- Change coolant on schedule – Flushing and replacing it per manufacturer spec (usually every 2-5 years) keeps the cooling system in good order.
- Replace bad hoses – Cracked, swollen or leaking hoses should be replaced. Check clamps are tight.
- Check water pump and belts – Replace if worn water pump bearings are detected or drive belts look cracked.
- Clean radiator screen and fins – Remove debris like leaves that can block air flow and cause poor cooling.
- Fix oil leaks quickly – Oil leaks can foul radiator fins and tube passages.
- Check fans are working – Engine and radiator fans must activate to cool when AC is on. Replace faulty fans promptly.
With vigilant maintenance and good cooling system condition, most overheating events can be avoided altogether.
What To Do After An Overheat Event
Once you’ve limped the car safely to a stop after an overheat situation, it needs to be thoroughly evaluated before you can reliably drive it again. Here are the steps needed:
- Allow full cool down – Let it cool completely before you open the cap or start the engine again.
- Pressure test – Have the cooling system tested at a shop to ensure no engine-warping leaks developed. Address any issues.
- Flush radiator and hoses – Overheating may leave contaminants that can re-clog systems. A flush helps get it clean.
- Replace coolant – Old coolant that has overheated loses effectiveness. Always put in fresh after a major overheat.
- Check water pump – Have the pump tested, as overheating failure can damage its impeller.
- Check fans and thermostat – Make sure cooling fans engage properly and the thermostat opens to circulate coolant when hot.
- Consider a combustion leak test – Severe overheating can warp cylinder heads allowing coolant to leak into cylinders.
- Check for engine damage – If it overheated badly or multiple times, internal engine components may need repair.
It takes thorough inspection and repairs following an overheating episode to get a car ready for reliable operation again.

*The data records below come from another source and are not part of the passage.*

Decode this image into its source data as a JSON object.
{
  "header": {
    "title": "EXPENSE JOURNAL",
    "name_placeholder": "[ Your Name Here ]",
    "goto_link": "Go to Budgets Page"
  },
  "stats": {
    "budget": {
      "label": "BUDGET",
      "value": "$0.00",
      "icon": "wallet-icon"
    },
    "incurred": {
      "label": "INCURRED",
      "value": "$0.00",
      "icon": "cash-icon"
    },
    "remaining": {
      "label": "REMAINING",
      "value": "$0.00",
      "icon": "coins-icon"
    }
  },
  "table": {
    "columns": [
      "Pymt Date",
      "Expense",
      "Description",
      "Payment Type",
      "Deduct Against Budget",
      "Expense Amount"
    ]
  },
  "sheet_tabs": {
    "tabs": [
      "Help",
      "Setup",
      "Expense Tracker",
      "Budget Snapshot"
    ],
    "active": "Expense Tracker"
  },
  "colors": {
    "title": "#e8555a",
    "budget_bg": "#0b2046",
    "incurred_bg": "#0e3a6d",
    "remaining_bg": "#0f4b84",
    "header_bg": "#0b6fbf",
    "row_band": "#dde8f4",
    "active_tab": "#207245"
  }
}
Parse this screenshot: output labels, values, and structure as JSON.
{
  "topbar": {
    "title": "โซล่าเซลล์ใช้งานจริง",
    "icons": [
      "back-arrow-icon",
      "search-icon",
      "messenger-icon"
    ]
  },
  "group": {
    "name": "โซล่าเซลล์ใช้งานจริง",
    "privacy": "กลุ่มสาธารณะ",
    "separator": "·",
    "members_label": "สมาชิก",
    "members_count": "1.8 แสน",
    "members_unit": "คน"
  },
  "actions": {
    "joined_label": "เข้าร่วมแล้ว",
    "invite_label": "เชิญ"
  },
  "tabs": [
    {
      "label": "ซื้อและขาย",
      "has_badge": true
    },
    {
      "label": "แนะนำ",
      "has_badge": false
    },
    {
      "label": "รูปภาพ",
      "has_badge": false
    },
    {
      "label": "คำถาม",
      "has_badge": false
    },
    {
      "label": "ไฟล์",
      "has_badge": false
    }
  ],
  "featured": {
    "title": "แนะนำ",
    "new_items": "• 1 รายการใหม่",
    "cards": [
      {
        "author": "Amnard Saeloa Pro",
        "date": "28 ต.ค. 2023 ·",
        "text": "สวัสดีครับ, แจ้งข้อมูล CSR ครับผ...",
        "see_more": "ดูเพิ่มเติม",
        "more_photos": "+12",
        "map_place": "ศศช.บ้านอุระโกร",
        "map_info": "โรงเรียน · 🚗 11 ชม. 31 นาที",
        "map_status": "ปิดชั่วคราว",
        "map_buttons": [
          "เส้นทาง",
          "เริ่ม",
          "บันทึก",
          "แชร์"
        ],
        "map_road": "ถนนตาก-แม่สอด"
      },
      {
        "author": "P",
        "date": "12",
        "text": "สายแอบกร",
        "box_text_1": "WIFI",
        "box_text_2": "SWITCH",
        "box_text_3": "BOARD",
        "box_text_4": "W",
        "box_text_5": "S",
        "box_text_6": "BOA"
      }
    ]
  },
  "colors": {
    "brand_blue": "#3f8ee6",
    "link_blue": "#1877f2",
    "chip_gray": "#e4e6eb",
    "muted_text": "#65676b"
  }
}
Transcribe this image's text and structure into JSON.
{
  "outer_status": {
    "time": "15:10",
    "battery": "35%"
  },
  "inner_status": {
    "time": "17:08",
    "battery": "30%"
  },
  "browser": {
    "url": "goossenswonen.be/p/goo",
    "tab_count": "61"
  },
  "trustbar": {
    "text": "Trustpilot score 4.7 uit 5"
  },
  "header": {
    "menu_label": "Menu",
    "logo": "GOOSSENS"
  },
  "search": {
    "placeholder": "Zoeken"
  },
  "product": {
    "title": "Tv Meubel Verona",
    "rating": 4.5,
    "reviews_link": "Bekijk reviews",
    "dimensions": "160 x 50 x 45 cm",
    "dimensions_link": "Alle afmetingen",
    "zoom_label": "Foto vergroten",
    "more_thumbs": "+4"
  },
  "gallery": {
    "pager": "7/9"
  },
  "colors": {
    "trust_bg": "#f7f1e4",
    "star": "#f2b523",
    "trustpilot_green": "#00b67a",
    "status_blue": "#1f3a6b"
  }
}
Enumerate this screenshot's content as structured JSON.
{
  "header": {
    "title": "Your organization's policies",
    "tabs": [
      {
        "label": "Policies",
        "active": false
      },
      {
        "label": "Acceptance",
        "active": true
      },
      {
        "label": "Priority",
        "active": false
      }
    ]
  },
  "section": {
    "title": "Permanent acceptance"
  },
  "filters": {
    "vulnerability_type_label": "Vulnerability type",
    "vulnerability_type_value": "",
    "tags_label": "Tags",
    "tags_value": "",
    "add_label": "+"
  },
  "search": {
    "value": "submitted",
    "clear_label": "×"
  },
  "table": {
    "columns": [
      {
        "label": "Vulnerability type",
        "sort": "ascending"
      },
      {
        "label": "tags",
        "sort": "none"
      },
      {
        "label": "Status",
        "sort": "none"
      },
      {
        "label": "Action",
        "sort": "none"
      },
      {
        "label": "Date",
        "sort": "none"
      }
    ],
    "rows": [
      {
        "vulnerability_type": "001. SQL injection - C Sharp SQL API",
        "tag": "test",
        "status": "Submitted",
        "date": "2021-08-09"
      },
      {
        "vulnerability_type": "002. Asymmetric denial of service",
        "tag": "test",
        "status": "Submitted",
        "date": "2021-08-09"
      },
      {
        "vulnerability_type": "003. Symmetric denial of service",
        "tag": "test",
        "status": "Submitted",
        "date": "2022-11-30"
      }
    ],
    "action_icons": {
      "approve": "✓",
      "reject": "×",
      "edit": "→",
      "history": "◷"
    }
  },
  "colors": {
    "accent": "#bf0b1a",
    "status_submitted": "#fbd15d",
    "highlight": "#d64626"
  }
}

Don’t limp it around chronically overheating or you’ll likely inflict terminal damage.
FAQ’s on Overheating Car Engines
What temperature is considered overheating?
Once the gauge reaches the red zone (usually around 235-245°F), it’s overheating and steps need to be taken immediately.
Is it safe to drive when my engine is running hot?
No – driving when in the red zone can quickly escalate overheating damage. Safely pull over and shut off the engine immediately.
What is the most common cause of cars overheating?
Low coolant level is the number one reason. Internal or external coolant leaks, faulty water pump, bad thermostat, and blocked radiator fins are other common causes.
Can I use water if I don’t have coolant?
Plain water can be used temporarily in an emergency, but replace it with proper coolant/antifreeze mix as soon as possible.
Is it okay to remove the radiator cap when the engine is hot?
Never remove the cap until fully cooled. Hot fluid under pressure can spray out violently when the cap is taken off prematurely.
Can overheating damage be covered by warranty?
If due to a defective component still under warranty then coverage is possible. But overheating due to lack of maintenance is generally not covered.
How often should I check my coolant levels?
Check levels at least monthly when performing routine engine checks. Top up with the specified coolant mixture anytime it’s low.
Now you know exactly step-by-step what to do, what not to do, and how to prevent overheating problems when they strike your vehicle. Stay alert for early warning signs, react promptly and properly, and avoid the mistakes that can turn a minor overheat into major mechanical disaster. With this handy guide, you’ll smoothly handle this common driving dilemma. Safe travels!